By Matthieu Ricard on May 02, 2012

Despite the enormous media coverage of terrorist acts, according to the largest database available, the number of terrorism deaths is very small compared with other causes of violent death. According to the Global Terrorism Database, since the attack of September 11, terrorism has killed 30 U.S. citizens, which is 3 per year as against 18,000 homicides and 40,000 deaths in road accidents.

As noted by the political scientist John Mueller, an average American is more likely to be killed by lightning, peanut allergy, wasp stings and the kindling of a nightgown than an act of terrorism.
Experts have shown that, ultimately, fear of terrorism has caused six times more deaths in the U.S. than terrorism itself.
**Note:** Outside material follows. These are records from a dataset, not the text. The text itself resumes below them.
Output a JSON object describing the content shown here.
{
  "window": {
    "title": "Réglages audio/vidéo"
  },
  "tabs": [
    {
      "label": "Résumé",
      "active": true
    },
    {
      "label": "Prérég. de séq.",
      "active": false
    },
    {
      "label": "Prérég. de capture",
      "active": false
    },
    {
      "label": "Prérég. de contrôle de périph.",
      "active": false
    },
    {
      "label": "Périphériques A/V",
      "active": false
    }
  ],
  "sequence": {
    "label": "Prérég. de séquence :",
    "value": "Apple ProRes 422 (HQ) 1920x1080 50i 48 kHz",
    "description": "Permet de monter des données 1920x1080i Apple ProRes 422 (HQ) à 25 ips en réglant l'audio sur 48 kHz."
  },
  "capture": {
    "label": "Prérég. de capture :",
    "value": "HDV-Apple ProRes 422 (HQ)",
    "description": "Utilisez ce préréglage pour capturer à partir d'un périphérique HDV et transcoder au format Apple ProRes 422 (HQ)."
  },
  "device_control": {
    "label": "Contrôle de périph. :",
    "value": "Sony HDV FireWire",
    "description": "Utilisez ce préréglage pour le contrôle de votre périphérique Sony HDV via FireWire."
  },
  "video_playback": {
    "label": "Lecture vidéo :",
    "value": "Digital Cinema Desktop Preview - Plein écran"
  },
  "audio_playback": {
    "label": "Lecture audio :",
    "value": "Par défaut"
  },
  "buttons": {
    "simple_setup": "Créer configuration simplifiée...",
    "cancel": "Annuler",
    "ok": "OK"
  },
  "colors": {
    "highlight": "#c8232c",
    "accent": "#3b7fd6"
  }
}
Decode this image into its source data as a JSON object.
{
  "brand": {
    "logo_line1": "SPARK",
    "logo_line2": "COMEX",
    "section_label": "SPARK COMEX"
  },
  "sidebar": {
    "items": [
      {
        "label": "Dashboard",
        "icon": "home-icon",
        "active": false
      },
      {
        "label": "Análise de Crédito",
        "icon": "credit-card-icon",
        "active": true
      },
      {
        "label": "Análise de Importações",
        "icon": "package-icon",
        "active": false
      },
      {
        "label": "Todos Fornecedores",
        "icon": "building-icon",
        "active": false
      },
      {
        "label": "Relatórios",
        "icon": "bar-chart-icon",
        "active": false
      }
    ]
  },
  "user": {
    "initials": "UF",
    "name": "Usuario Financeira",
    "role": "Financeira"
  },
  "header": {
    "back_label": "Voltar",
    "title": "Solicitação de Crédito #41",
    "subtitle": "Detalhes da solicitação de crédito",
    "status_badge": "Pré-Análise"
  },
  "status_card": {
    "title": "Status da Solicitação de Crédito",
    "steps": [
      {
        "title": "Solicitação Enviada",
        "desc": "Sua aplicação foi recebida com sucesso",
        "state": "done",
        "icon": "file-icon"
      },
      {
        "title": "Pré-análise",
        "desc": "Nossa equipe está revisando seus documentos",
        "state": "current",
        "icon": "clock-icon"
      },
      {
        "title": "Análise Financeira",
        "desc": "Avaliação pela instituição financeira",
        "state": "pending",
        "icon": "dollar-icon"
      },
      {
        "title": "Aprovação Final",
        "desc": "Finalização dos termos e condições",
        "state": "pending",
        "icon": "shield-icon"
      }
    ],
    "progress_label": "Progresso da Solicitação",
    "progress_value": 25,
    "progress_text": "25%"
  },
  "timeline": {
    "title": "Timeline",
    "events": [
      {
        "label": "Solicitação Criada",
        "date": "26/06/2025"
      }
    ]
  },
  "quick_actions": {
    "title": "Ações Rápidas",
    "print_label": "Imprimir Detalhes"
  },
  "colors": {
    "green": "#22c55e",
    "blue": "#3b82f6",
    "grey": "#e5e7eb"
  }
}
They estimate that 1,500 Americans died on the road for fear of taking a plane could be hijacked or attacked, without realizing that the probability of dying from a plane crash during a flight 4000kms is equivalent to the risk incurred by 20kms by car.

This paranoia of terrorism is so tragicomic reflected in the results of a questionnaire submitted to air transport users, which revealed that 14% of respondents declared themselves willing to purchased insurance covering terrorist acts against only 10% comprehensive insurance (which by definition includes the first!)

John Mueller and Mark Stewart believe U.S. government spent $ 1 trillion for the prevention of terrorism, assessing attacks that were thwarted as well, may have saved the lives of 2300 people according to estimates by these experts, putting the cost at $ 400 million per person. The value of human life is priceless, but the same financial resources could have saved the lives of several million people in other areas of intervention (health, poverty eradication, etc.)